Saddam sons 'may have died' in major firefight

Click to follow

Speculation grew this evening that Saddam Hussein's sons Uday and Qusay may have been killed in an American raid on a house in northern Iraq.

A firefight erupted today when US forces surrounded the home of a cousin of Saddam Hussein in the northern city of Mosul, killing four "high-ranking" Iraqis. A senior US official in Iraq said Saddam's sons Odai and Qusai were believed to be among the dead.

But the official, who spoke on condition of anonymity, said investigators were "awaiting postive DNA testing" to confirm the identities. The White House said it could not confirm the deaths but US defence secretary Donald Rumsfeld briefed President Bush about the raid.

An official with the US civilian administration running Iraq said "something big has just happened" but would provide no futher information.

Residents told an Associated Press Television News cameraman in Mosul that American soldiers had come to the house looking for Saddam's elder sons.

Members of the 101st Airborne Division had surrounded the house, which belongs to a cousin of Saddam - a key tribal leader in the region - when the fighting broke out in Mosul, 280 miles north of Baghdad.

The stone, columned house was left charred and smoldering, its high facade riddled with gaping holes from bullets and heavy weaponry. Kiowa helicopters roamed the sky.

Some local residents appeared to have been caught in the crossfire. It was not known how many people were injured, but several were taken to a hospital.

In Washington, Secretary of Defense Donald H. Rumsfeld briefed President George W. Bush about the raid in an Oval Office meeting Tuesday morning, a senior administration official said.

The United States has offered a US$25 million reward for information leading to Saddam's capture and $15 million each for his sons, where were also top leader's in their father's regime.

Also Tuesday, a US soldier was killed and another injured in an ambush along a dangerous road north of Baghdad in the so-called "Sunni Triangle," a center of anti-American resistance

His death brought to 153 the number of US troops killed in action since the March 20 start of war - six more than during the 1991 Gulf War.

US Central Command in Tampa, Florida, said the attackers used rocket-propelled grenades and small arms in the assault staged along the road between Balad, 80 kilometers (50 miles) north f Baghdad, and Ramadi, 100 kilometers (60 miles) west of the capital.

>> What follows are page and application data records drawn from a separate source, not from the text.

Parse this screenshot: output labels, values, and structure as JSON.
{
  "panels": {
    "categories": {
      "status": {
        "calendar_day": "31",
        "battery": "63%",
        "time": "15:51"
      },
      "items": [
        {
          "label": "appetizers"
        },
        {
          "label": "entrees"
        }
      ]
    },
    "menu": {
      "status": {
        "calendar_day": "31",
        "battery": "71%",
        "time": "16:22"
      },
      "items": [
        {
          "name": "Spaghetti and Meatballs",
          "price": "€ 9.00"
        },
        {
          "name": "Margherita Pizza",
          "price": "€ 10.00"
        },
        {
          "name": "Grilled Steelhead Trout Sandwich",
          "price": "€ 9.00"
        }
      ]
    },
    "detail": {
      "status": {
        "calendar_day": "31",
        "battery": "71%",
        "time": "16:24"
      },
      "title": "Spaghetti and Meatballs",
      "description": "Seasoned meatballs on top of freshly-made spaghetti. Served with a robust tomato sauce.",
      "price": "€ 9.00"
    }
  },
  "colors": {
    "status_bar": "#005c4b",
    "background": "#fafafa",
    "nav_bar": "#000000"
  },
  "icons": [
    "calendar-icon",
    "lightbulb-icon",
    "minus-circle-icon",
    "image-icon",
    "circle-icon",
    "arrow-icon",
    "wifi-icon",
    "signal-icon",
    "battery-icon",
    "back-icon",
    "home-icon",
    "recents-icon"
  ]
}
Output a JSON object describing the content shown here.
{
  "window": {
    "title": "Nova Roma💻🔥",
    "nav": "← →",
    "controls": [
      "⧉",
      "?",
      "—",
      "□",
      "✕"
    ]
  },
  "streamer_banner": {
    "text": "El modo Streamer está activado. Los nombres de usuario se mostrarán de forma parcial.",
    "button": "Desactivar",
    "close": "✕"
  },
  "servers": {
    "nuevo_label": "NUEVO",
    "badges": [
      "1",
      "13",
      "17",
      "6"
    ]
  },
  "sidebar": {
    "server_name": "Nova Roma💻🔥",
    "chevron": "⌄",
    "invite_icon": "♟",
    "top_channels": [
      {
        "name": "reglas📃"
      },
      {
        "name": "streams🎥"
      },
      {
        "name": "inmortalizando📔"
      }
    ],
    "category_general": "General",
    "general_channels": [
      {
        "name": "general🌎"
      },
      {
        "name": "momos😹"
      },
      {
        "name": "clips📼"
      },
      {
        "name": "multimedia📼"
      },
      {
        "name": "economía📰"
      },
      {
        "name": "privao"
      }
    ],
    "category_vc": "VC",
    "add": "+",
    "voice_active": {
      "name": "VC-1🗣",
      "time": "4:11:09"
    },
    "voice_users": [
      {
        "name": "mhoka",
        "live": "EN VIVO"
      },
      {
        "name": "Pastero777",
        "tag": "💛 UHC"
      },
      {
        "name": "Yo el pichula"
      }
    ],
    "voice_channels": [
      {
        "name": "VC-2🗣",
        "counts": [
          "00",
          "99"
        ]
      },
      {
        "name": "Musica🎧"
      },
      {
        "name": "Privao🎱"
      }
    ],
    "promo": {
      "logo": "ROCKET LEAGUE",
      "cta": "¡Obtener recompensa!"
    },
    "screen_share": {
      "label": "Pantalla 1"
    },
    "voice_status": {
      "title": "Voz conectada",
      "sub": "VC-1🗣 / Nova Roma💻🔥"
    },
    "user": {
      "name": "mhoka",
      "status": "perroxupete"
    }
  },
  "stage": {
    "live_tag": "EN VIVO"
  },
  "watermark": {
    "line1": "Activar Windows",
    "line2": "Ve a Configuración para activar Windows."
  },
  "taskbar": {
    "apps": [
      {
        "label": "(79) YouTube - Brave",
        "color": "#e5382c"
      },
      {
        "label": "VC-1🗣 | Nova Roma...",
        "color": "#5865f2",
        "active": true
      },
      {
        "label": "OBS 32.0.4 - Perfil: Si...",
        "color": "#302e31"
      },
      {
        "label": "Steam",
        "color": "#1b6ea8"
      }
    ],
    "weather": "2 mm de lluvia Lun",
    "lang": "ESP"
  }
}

It gave no other details.

Both towns lie within the "Sunni Triangle," home to much of the remaining support for Saddam, a Sunni Muslim who used his Baathist Party to oppress the country's Shiite Muslim majority.

The US-led coalition's military occupation of Iraq has been met by constant armed Iraqi resistance, resulting in almost daily deaths of American troops. Many recent assaults have been staged with remote-controlled roadside explosions.

While the military has not released figures on the number of attacks on American forces each day, a senior officer told reporters last week that the attacks were averaging 12 a day.

Seeking to ease fears among exporters to Iraq, the US occupation administration announced it was setting up a trading bank to guarantee payment for imported goods and services,

Outside firms have been hesitant to do business with Iraq, which had been under stiff U.N. economic sanctions since invading Kuwait in 1990, out of worries about being paid.

The new Trade Bank of Iraq, the coalition civilian administration said, will have a pool of $100 million to draw from, with an initial capitalization of $5 million.

The money to support the bank comes from the $1.2 billion Development Fund for Iraq set up by the United States with United Nations approval of the American occupation plan.

It is hoped the new bank will expedite the purchase of materials needed for rebuilding Iraq, including power generators, sewage pipes and oil field equipment.